Suriname and Guyana signed on Thursday the protocols to become associate members of Mercosur which is currently holding its mid year summit in Montevideo. This means all South American countries are now part of Mercosur.
“The framework adhesion accord is an important step in the joint path to integration which has become imperative and is no longer an option for us”, said Guyana Foreign minister Carolyn Rodrigues-Birkett, adding that “we want to act as a bridge between South America and the Caribbean.
Suriname ambassador in Brasilia Marlon Hoesein described the event as ‘historical’ but also cautioned that “we have a long path ahead of us. However we are ready for that joint passage to build a more prosperous South America for the benefit of our peoples”.

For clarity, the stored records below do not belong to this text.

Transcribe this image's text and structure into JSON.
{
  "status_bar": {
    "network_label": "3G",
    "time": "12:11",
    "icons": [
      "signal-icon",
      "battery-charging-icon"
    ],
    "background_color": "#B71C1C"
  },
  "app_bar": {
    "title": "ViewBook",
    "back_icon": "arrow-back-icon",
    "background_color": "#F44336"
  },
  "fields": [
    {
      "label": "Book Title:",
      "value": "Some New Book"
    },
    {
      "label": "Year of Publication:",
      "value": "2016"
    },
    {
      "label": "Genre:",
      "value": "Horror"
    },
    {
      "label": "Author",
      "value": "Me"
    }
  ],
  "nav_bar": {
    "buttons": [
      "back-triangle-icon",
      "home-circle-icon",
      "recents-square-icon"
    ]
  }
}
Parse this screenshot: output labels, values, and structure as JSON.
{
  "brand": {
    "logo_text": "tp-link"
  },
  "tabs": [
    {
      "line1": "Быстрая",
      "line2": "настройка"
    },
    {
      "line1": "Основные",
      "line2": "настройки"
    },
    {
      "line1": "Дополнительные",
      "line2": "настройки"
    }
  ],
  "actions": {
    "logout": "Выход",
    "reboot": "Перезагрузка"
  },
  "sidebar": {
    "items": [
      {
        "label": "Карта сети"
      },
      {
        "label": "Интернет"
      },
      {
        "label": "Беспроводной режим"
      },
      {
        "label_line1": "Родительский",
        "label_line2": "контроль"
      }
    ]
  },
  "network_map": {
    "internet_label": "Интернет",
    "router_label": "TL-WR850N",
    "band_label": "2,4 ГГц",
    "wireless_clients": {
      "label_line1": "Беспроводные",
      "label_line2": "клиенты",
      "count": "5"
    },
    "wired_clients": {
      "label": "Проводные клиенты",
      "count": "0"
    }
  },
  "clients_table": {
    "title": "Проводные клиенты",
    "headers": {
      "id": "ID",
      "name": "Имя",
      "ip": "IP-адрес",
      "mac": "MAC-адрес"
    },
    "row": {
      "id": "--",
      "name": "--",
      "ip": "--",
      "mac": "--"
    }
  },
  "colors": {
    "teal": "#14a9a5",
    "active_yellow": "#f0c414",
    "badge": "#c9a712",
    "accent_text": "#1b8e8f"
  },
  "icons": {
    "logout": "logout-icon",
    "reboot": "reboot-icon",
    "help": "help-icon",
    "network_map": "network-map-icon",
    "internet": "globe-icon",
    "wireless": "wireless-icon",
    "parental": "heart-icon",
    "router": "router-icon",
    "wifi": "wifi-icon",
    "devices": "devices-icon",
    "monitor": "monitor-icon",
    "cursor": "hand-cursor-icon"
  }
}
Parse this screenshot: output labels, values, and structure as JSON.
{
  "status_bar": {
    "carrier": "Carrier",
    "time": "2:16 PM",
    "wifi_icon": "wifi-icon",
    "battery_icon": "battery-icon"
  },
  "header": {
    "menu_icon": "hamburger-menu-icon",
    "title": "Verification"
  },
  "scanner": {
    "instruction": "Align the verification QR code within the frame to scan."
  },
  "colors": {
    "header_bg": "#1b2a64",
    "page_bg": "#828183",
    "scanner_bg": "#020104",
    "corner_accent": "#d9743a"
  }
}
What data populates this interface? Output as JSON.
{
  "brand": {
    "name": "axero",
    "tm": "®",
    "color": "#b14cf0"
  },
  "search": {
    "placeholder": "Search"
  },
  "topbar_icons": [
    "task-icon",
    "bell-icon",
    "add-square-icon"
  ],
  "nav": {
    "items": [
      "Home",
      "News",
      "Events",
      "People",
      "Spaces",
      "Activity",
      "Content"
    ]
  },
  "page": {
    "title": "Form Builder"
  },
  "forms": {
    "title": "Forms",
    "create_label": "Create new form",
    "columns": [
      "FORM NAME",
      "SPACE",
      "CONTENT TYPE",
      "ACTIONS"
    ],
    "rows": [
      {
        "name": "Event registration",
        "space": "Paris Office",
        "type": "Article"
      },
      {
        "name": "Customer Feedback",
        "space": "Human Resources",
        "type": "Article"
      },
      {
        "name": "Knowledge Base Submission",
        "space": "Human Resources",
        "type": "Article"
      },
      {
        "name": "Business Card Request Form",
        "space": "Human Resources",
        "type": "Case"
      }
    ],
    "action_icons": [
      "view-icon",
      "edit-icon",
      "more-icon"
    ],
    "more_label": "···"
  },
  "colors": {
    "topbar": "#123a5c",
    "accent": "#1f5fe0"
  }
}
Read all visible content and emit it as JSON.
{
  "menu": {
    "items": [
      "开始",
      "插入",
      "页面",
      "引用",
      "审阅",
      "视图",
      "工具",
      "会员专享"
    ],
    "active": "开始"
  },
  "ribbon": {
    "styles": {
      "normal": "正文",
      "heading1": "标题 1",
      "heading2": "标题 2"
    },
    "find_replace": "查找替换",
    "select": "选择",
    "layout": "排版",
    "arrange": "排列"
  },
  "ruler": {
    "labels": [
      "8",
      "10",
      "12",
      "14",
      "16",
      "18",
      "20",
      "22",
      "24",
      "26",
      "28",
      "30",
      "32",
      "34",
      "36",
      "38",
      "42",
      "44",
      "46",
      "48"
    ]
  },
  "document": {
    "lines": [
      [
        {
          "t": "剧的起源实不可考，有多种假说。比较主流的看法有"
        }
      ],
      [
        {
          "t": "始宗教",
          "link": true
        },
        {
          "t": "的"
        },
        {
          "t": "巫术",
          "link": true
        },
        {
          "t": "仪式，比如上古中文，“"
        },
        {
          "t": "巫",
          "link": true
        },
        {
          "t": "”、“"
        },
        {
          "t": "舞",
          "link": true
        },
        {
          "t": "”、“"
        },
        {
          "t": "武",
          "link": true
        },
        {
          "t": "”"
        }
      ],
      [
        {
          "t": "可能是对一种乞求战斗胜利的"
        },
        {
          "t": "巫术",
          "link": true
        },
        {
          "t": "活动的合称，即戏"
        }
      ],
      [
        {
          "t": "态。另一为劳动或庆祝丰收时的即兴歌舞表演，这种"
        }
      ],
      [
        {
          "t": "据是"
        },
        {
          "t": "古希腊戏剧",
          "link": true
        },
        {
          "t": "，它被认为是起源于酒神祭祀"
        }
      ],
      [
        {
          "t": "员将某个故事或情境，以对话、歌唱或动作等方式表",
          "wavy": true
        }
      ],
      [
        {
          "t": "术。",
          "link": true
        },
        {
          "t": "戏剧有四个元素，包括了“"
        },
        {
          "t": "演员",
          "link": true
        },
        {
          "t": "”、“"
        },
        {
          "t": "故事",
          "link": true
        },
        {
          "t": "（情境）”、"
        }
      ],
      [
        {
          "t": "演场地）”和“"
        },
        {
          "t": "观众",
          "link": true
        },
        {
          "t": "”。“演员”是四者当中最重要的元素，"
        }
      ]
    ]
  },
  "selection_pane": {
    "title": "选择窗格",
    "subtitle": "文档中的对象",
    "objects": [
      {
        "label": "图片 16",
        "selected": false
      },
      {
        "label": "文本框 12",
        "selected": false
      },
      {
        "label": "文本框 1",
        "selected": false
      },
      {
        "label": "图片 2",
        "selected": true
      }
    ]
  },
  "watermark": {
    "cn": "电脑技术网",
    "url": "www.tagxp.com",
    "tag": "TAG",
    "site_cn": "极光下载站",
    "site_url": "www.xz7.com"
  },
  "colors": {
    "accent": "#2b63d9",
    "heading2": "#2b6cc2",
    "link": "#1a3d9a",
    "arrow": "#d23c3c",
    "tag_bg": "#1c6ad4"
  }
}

“All countries of South America are Mercosur associates now”, underlined the foreign ministers from Argentina, Brazil, Uruguay and Venezuela in a joint release in which they underscored the three pillars for the block to advance: politics, cooperation, and trade and investments.
“Political dialogue will include among other things the strengthening of democracy and the promotion of human rights, international peace and security and social development”, said Uruguayan foreign minister on reading the release.
Cooperation will enable to develop “initiatives in areas such as culture and education, agriculture, science and technology” with the purpose of “promoting the expansion and diversification of trade” among associate members through economic complementation accords that will emphasize deeper and closer relations between Mercosur and Guyana and Suriname.
The incorporation of the two countries on the Caribbean, as associate members took place in the framework of the XLV meeting of the Common Market Council which started early Thursday and will continue Friday with the presidential summit of member countries when the Mercosur rotating chair currently with Uruguay will be handed to Venezuela.
Friday’s declaration is expected to address the Paraguay controversy and three other main points: the incident suffered by Bolivian president Evo Morales when four European countries refused fly-over permission for his plane; the revelations from NSA leaker Edward Snowden referred to US spying in most Latam countries, and the right to asylum.